Sueda and associates from Hiroshima University in Japan recently reviewed the records of 104 patients who received chemotherapy after potentially curable surgery in pancreatic cancer – dividing the patients into two groups: those who began the chemo more than or less than 20 days after the day of the pancreatic cancer surgery. They found that those who had received the chemotherapy earlier in the process had significantly better 5-year survival rates (52% vs. 26%). One factor of note is that the early chemo group tended to have had fewer after-surgery complications. So, might these surgical complications be a tell – that the later group was not as predisposed to survival? In any case, this surprising finding is worth considering – and deserves more study.
Dale O’Brien, MD
Those of a certain age will remember the terrible congenital malformations fifty years on due to the prenatal use of thalidomide. Gradually in certain circumstances thalidomide use has made a cautious comeback in medicine – now including for pancreatic cancer.

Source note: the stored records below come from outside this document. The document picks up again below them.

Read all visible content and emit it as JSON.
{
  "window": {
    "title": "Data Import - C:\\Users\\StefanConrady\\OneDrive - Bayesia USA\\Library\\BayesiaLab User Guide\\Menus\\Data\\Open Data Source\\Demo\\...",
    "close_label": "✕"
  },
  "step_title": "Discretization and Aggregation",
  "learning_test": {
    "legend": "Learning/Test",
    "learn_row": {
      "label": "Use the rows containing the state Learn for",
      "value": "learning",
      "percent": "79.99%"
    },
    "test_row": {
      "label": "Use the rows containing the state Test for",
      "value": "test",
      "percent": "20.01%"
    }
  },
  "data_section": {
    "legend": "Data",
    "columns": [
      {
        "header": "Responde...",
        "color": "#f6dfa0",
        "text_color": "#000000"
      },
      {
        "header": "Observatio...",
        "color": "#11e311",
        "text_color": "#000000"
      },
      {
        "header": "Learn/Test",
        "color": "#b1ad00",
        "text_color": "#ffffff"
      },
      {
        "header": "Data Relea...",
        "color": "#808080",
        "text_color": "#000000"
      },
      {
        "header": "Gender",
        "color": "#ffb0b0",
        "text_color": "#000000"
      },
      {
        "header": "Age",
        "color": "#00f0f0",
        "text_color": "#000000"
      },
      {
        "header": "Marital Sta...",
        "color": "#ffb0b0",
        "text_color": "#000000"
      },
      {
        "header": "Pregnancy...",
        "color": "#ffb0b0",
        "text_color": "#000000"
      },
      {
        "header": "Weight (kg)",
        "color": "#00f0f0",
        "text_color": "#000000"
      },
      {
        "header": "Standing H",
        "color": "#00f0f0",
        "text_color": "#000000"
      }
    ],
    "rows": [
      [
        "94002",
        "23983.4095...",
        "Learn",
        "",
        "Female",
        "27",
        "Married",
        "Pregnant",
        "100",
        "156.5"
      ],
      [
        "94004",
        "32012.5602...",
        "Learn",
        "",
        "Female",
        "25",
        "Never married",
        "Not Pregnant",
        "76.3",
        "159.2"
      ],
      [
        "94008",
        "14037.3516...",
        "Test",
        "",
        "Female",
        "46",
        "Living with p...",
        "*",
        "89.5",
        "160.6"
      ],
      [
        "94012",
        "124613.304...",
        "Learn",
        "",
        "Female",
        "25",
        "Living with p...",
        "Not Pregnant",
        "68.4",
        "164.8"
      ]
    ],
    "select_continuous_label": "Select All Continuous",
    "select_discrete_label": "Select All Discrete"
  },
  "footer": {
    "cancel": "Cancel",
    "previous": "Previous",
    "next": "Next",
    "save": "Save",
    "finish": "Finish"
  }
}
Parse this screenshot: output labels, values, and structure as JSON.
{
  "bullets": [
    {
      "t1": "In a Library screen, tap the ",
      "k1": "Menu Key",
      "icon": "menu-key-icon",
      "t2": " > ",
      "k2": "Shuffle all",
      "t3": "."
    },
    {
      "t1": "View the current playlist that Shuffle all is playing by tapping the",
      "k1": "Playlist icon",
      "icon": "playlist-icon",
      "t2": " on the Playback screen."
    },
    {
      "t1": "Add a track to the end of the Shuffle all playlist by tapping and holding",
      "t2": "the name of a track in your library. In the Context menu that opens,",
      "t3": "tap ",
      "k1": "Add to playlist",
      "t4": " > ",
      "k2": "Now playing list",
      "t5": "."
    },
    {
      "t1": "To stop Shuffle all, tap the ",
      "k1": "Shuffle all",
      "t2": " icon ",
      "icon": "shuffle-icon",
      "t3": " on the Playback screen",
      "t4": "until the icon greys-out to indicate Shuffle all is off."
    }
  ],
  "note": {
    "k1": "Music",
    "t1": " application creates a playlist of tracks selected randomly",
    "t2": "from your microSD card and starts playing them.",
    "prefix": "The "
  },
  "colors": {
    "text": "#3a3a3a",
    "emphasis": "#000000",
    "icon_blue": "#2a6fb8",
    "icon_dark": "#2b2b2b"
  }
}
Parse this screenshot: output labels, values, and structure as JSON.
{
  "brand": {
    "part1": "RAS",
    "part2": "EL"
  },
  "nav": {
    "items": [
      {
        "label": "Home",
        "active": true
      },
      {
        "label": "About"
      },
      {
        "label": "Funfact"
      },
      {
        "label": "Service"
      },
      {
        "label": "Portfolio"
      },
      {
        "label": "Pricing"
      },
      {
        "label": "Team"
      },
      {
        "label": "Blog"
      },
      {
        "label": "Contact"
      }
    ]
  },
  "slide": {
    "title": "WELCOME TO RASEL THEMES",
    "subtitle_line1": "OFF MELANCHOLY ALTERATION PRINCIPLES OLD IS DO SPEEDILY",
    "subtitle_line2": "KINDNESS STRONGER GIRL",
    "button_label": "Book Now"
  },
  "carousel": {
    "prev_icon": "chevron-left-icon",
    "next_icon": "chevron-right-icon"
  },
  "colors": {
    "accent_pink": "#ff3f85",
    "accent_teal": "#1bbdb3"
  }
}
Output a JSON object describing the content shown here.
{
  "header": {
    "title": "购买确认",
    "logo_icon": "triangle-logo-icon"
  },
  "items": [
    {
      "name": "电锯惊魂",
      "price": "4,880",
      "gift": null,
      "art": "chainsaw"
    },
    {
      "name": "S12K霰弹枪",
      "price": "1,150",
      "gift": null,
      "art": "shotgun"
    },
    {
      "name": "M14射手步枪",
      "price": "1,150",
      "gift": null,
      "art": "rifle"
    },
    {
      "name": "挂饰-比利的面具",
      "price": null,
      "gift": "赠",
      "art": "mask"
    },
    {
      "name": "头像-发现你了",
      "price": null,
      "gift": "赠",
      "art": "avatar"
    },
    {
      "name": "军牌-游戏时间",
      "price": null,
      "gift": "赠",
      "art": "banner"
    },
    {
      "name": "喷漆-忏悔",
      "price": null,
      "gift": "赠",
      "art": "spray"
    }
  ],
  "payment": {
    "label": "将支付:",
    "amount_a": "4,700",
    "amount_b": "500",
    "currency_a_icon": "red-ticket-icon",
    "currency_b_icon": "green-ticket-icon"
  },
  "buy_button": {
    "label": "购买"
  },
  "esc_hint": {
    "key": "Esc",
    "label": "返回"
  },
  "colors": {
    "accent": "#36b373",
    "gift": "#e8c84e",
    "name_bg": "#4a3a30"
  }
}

Chinese researchers from Shang Dong Tumor Hospital in Jinan, China have published an interesting Phase II clinical study in the November issue of Pancreatology that looked at capecitabine (Xeloda) in combination with thalidomide as a possible second-line treatment for advanced pancreatic cancer in those who were refractory to gemcitabine treatment. Their conclusion was that this combination was reasonably well tolerated, and showed reasonable response in certain pancreatic cancer patients with advanced disease. Of 31 patients, two demonstrated a partial response and eleven patients showed stable disease.
Sometimes you can use an old dog for new tricks.
Dale O’Brien, MD
Cancer is a disease that begins as a result of one or more mutations in the DNA of our cells. In the past, pancreatic cancer researchers typically concentrated on a limited number of mutations on perhaps four to eight known gene culprits. Now, a comprehensive listing of genetic mutations in cancer of the pancreas has been published in the journal Nature on November 15, 2012 by a large consortium of Australian, North American and European researchers (including two of our Pancreatica Science Board members, Drs. Hruban and Tempero).
This study is a milestone in pancreatic cancer research that looked at tumors in 142 pancreatic cancer patients. Intensive analysis of 99 tumors found 16 significantly mutated genes with 2,016 identified mutations and many other genetic variations. This included alterations not previously understood to be involved in pancreatic cancer. This new information and understanding gained directly from human subjects (for the first time) looks to open a doorway to an expanded era in treatment targets in the fight against pancreatic cancer.
Dale O’Brien, MD